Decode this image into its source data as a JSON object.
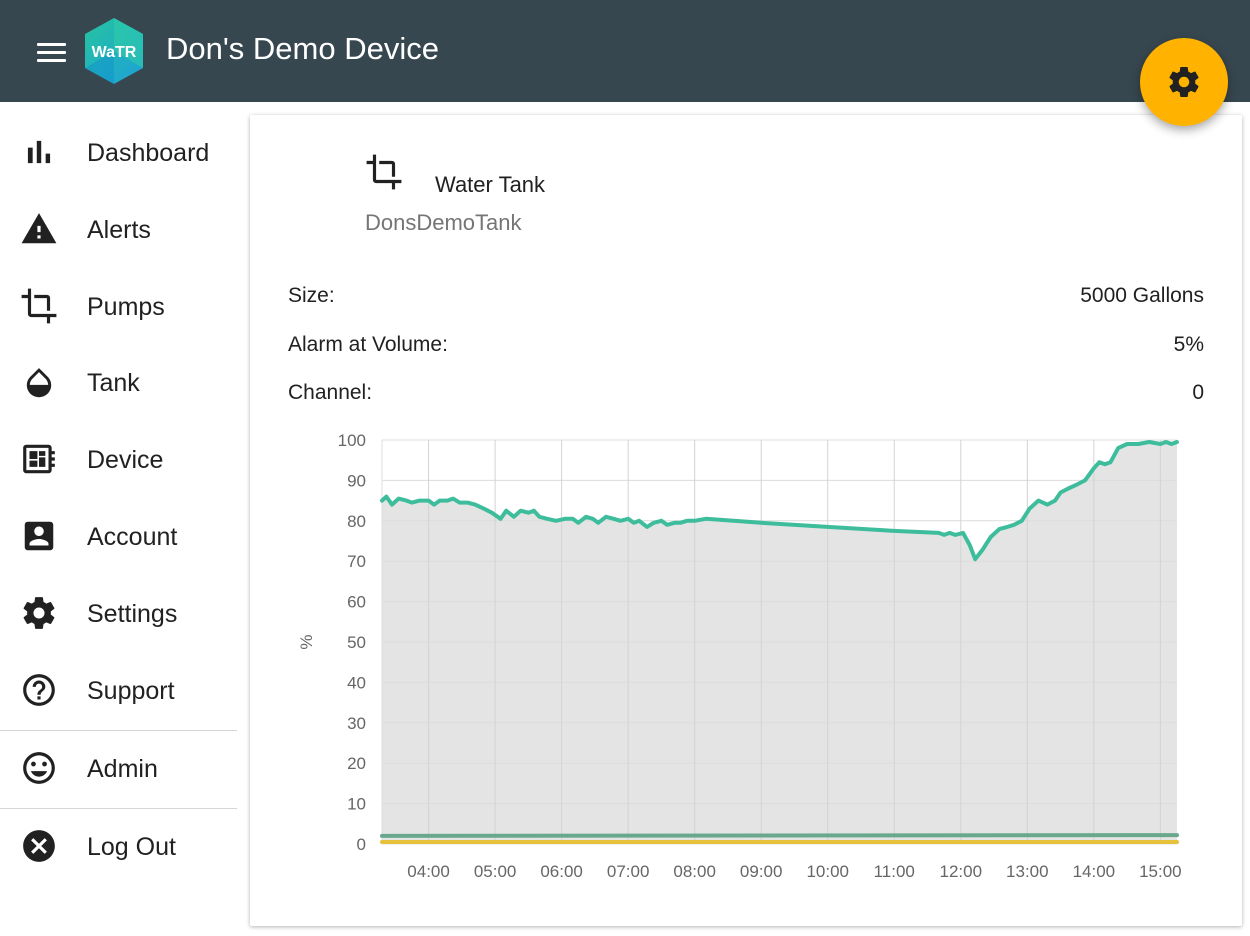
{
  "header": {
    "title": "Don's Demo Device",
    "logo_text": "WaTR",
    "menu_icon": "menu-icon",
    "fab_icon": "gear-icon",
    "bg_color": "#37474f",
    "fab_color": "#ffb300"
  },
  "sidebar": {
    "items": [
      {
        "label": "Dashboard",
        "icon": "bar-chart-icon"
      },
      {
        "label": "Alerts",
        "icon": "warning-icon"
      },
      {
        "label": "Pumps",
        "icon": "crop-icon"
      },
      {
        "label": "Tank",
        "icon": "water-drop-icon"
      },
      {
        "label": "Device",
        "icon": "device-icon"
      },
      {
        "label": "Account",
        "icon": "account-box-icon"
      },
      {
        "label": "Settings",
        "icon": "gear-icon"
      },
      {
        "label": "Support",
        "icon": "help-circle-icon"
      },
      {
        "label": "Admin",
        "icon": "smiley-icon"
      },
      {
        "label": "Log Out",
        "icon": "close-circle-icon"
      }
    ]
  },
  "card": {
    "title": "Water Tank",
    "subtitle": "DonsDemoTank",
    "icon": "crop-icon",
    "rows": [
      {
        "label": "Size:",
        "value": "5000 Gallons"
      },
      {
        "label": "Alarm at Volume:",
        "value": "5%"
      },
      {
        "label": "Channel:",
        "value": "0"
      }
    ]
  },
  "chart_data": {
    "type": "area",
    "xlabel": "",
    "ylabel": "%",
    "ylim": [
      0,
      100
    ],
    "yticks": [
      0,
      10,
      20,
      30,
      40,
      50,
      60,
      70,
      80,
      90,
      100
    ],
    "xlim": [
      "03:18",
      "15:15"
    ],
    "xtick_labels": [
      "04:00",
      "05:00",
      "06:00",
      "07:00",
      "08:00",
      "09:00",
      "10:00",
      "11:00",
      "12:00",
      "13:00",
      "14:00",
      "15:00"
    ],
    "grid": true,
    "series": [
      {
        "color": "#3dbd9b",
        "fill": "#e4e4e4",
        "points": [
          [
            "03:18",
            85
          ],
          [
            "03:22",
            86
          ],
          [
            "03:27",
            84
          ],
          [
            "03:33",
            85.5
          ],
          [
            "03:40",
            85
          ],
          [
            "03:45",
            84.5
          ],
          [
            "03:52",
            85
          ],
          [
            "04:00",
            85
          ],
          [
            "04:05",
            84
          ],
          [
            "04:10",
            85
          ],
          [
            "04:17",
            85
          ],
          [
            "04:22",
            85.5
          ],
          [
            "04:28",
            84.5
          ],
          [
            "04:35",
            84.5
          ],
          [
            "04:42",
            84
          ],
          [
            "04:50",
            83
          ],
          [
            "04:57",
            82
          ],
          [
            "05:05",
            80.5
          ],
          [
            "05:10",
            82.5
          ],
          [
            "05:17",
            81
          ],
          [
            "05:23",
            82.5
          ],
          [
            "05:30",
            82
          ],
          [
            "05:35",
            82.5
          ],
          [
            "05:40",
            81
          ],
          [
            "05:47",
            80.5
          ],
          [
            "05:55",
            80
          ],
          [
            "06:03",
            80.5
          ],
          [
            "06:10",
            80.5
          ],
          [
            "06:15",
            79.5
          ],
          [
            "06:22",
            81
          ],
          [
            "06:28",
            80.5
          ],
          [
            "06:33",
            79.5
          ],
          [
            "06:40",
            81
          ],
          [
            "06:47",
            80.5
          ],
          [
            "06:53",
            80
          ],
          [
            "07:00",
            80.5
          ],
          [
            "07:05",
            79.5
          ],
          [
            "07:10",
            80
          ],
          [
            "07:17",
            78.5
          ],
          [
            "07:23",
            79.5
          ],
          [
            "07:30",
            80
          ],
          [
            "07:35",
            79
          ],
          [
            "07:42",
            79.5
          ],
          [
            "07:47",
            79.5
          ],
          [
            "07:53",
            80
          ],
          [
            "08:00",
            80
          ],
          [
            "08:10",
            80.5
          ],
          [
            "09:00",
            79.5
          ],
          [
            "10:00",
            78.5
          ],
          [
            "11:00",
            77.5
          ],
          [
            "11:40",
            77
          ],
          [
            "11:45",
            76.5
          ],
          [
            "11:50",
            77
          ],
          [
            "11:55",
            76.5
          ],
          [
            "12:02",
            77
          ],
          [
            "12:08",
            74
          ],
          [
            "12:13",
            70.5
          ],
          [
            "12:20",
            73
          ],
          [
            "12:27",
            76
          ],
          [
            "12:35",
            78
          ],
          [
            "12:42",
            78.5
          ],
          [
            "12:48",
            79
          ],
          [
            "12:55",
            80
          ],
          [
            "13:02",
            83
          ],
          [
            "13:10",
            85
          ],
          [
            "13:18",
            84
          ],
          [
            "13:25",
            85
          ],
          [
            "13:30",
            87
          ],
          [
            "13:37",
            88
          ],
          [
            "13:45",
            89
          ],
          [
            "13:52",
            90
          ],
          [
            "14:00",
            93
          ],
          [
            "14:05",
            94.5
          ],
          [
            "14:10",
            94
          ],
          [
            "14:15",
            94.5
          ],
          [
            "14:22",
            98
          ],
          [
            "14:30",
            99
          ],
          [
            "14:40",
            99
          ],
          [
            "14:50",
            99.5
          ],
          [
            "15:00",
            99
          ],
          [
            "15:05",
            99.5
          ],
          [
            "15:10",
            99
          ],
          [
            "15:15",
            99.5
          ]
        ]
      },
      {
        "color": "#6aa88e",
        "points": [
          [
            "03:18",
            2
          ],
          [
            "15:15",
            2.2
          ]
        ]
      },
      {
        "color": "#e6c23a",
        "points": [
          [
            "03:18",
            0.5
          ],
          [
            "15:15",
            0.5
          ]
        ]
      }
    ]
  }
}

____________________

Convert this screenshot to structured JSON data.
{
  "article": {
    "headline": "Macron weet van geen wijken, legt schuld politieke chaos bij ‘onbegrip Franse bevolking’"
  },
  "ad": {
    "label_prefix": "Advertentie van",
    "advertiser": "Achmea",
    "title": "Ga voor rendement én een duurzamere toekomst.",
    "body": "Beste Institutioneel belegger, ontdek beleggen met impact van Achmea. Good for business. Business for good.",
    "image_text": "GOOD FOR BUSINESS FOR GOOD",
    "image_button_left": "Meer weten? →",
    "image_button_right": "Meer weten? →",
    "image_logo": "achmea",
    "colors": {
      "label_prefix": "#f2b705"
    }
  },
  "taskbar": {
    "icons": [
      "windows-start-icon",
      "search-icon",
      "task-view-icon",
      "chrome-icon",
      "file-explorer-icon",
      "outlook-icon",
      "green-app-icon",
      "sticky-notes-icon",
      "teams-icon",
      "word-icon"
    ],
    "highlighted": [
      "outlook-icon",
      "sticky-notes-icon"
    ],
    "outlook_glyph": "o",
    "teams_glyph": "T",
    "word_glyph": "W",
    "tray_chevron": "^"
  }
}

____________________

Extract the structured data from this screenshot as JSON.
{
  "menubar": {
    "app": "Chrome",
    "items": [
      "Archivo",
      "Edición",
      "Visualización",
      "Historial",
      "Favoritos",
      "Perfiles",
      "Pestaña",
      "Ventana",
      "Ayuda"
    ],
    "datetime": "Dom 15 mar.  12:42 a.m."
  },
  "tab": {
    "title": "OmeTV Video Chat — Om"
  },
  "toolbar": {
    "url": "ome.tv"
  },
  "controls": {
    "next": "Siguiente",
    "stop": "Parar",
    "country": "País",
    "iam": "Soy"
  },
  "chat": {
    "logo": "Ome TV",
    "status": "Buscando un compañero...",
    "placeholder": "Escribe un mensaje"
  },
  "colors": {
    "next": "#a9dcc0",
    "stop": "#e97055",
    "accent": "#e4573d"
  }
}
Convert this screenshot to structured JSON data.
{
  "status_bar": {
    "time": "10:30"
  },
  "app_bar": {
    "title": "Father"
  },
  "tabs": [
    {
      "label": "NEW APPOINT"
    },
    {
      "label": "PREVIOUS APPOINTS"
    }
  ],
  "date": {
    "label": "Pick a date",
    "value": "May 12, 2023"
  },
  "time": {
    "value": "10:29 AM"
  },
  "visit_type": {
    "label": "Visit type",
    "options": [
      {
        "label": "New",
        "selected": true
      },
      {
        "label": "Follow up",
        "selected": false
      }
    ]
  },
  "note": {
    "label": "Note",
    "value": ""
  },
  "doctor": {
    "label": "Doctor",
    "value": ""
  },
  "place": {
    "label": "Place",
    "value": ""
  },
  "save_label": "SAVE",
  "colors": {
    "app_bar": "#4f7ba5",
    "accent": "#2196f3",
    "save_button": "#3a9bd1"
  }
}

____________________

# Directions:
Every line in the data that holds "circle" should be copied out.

# Solved problem:
        "icon": "help-circle-icon"
        "icon": "close-circle-icon"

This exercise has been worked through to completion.